Review by C.J. Bunce
How often do you read a series that makes it to four volumes and each entry gets progressively better? That’s exactly what awaits you in Gigi Chang, Anna Holmwood, and Shelly Bryant’s landmark English translation of Jin Yong′s Legends of the Condor Heroes novels. This series, originally a serialized novel written and first published by Yong aka Louis Cha between 1957 and 1959, is in fact the worldwide best selling novel of all time, with a billion copies in print. A 38 volume manhua comic was issued in 1998, and countless film and TV adaptations followed, including my favorite in 2017 (reviewed here). In the spirit of Homer, Robert E. Howard, Edgar Rice Burroughs, J.R.R. Tolkien, Akira Kurosawa, and George Lucas, the series is among the world’s greatest fantasy novels and you should think of the fourth and final installment, A Heart Divided, as the Return of the King of the series. Only it’s better than Tolkien’s finale–incredible subplots, powerful historical fantasy, dozens of major, important key characters, who, because of the stunning translation and Jin’s literary characterizations, will be easy for Western audiences to keep track of. It doesn’t fall into the trap of many major fantasy series: losing the steam built up in the earlier installments.
A Heart Divided, at last available in U.S. and UK bookstores and here at Amazon, is the first English translation of Volume 4. Another expert translation of Jin’s breathtaking adventure, full of wit and wisdom, romance, and all aspects of humanity, expect to find the most successful wind-up of all the key plot points, and clever unstitching of all the tightly woven story threads in the saga. This is the Shakespearean ending, full of tragedy and triumph, and the bloodiest of the installments–with one key character killed in Volume 3, A Snake Lies Waiting, only a few favorites will remain standing by the end of A Heart Divided. Jin’s smart choices will be certain to surprise readers.
If you missed my previous reviews from the series, know that the series rated among our best books of the past decade here at borg. Two young men whose destinies were determined before they were born, Guo Jing and Yang Kang, were made sworn brothers by their fathers, and their lives came crashing together 18 years later in A Hero Born (awarded our Best Read of 2019, reviewed here at borg), as the truth of their shared past finally caught up with them. By the end of the first book they had each developed relationships with powerful women, Lotus Huang with Guo, Mercy Mu with Yang, all four among the most promising martial artists of their time. The conflicts of the second and third volumes were given greater gravity here, more tones of a Shakespearean tragedy, as Guo and Lotus continue to be driven apart at every turn. Book Four is about stakes, about the growth of its hero, and the wisdom and skills of Lotus, the final determination of the greatest living kung fu master, and the end of Genghis Khan’s empire building.

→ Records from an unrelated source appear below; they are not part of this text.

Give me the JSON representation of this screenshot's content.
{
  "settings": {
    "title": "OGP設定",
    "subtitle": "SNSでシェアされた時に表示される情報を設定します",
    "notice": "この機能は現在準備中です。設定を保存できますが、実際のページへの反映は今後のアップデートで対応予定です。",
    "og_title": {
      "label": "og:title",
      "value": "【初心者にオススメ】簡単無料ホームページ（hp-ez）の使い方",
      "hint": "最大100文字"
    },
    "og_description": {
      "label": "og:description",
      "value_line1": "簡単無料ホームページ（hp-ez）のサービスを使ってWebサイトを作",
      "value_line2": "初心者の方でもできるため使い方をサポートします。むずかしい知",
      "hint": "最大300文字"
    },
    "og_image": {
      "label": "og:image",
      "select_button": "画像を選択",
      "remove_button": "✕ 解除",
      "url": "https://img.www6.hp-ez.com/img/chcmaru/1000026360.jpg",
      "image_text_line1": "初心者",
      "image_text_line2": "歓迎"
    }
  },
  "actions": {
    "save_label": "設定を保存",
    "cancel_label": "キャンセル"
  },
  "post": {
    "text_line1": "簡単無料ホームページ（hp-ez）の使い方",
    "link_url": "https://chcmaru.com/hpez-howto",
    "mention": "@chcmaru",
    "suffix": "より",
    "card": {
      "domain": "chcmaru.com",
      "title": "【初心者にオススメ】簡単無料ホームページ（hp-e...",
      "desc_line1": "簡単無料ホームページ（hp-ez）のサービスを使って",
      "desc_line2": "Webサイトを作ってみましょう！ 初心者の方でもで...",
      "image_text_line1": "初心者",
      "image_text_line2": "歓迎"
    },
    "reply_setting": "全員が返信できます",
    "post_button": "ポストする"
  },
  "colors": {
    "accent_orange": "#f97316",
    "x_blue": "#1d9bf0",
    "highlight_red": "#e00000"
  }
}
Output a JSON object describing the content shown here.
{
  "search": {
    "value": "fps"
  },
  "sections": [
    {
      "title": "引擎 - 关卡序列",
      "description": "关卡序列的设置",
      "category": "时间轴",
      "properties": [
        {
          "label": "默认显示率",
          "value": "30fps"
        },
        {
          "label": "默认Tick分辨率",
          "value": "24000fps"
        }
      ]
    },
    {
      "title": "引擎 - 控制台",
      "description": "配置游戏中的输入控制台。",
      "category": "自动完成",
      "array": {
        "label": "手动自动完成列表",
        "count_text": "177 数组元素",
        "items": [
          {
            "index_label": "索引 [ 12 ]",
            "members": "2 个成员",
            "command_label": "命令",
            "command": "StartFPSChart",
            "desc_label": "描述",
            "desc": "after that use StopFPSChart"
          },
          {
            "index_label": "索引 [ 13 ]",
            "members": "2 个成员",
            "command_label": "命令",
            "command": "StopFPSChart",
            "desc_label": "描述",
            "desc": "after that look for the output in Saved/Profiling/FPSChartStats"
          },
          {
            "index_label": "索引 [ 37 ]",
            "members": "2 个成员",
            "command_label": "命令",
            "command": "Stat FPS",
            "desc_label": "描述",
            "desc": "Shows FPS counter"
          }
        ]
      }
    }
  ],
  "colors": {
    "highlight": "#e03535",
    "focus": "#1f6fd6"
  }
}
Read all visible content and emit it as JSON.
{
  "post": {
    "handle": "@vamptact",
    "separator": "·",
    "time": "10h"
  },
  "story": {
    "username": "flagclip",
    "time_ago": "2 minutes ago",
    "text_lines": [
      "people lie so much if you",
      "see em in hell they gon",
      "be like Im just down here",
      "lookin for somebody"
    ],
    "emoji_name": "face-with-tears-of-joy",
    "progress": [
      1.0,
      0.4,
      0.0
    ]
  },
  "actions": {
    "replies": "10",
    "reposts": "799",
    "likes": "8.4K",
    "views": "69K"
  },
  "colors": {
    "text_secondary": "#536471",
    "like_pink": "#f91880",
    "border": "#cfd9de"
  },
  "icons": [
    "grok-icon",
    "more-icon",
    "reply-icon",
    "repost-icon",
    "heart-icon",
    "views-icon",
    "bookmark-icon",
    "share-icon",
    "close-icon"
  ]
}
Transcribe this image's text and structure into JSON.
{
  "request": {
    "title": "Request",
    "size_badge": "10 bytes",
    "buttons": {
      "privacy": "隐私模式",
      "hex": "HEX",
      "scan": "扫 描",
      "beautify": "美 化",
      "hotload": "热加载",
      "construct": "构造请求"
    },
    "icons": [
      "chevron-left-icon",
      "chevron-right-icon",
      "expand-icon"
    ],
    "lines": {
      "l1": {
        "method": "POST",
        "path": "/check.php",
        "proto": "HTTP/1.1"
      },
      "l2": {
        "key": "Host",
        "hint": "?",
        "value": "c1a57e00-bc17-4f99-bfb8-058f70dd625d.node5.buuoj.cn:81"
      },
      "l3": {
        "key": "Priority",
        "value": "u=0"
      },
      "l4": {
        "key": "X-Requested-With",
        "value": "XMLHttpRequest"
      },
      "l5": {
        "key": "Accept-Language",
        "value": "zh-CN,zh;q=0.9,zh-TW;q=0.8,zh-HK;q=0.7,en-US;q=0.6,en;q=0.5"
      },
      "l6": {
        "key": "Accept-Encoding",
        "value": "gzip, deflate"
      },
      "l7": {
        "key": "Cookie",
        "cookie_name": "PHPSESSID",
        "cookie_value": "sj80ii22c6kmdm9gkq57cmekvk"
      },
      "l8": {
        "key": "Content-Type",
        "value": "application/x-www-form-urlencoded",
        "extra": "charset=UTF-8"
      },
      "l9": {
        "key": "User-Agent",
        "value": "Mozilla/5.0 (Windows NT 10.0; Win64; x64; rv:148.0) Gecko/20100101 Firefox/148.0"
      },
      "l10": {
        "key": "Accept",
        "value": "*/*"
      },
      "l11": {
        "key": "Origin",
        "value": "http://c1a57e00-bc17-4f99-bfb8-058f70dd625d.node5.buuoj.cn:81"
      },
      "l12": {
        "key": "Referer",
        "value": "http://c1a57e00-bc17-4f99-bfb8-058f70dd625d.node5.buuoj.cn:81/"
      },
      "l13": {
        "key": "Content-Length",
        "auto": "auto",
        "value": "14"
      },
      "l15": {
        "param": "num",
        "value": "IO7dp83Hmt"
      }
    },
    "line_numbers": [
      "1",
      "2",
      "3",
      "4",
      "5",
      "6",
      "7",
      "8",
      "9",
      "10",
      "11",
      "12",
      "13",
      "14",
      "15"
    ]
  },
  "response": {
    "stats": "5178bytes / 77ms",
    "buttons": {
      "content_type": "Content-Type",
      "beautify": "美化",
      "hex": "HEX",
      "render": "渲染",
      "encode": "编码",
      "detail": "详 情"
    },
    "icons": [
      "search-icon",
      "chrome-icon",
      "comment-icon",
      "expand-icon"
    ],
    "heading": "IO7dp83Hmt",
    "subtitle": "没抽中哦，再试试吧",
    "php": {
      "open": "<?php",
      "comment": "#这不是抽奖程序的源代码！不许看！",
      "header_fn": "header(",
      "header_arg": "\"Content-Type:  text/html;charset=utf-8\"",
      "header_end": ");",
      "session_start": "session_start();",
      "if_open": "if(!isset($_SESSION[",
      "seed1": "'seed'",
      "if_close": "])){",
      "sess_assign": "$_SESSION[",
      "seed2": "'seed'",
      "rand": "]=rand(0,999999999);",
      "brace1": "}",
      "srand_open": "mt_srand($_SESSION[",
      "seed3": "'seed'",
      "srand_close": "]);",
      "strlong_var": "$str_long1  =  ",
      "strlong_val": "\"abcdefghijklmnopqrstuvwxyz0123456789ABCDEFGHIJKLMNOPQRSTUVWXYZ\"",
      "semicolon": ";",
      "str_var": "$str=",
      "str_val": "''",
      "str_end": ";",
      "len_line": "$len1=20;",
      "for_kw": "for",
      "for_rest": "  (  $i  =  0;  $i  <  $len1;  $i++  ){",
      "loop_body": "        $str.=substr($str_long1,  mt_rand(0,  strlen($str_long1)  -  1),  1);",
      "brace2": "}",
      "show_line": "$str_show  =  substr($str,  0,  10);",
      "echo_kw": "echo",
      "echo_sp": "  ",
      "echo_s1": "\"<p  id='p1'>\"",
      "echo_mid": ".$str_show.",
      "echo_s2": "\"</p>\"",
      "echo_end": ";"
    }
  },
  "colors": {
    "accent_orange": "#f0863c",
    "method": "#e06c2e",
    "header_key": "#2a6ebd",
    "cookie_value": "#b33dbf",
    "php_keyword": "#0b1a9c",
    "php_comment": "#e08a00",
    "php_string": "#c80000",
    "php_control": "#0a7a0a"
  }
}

Guo and Lotus’s teacher or shifu Count Seven Hong, Chief of the Beggar Clan, is back with sworn brother Zhou Botong of the Quanzhen Sect, the two best supporting characters in the series. The driving force of the story continues to be Lotus, one of the most fantastic superheroines ever written, despite Jin’s more overt efforts to reveal a story about a farm boy who lives among China’s greatest heroes, all the while incorporating real texts of the era and historical figures.
Again, all the questions are answered: Will Guo avenge his father’s death and destroy Wanyan Honglie? Will Guo and Lotus be reunited? Will Yang and Merci Mu? Will Lotus’s father accept Guo as son or force the promised marriage to his daughter? Will Guo return to fight in battle alongside Genghis Khan? What is the fate of the Five Greats and the remaining Six Freaks of Jiangnan? Will Guo be able to take his mother back to her Song homeland? Will Genghis Khan conquer the known world? Will Guo or Lotus master the techniques of the Nine Yin Manual? Who is the last villain standing and ultimate kung fu master? Who will win the final battle at Mount Hua? Is there a future for the Condor Heroes?
Readers will encounter the same level of precision in adapting Jin’s lyrical prose in the translations of the first three volumes, more of Jin’s complex storytelling intertwined with the very real culture of the day, including all the social, literary, artistic, and political details of China, the Mongols, Song, and Jin, the Taoist philosophy, along with the visual kung fu action that was an important part of life in this part of Asia in the 12th century.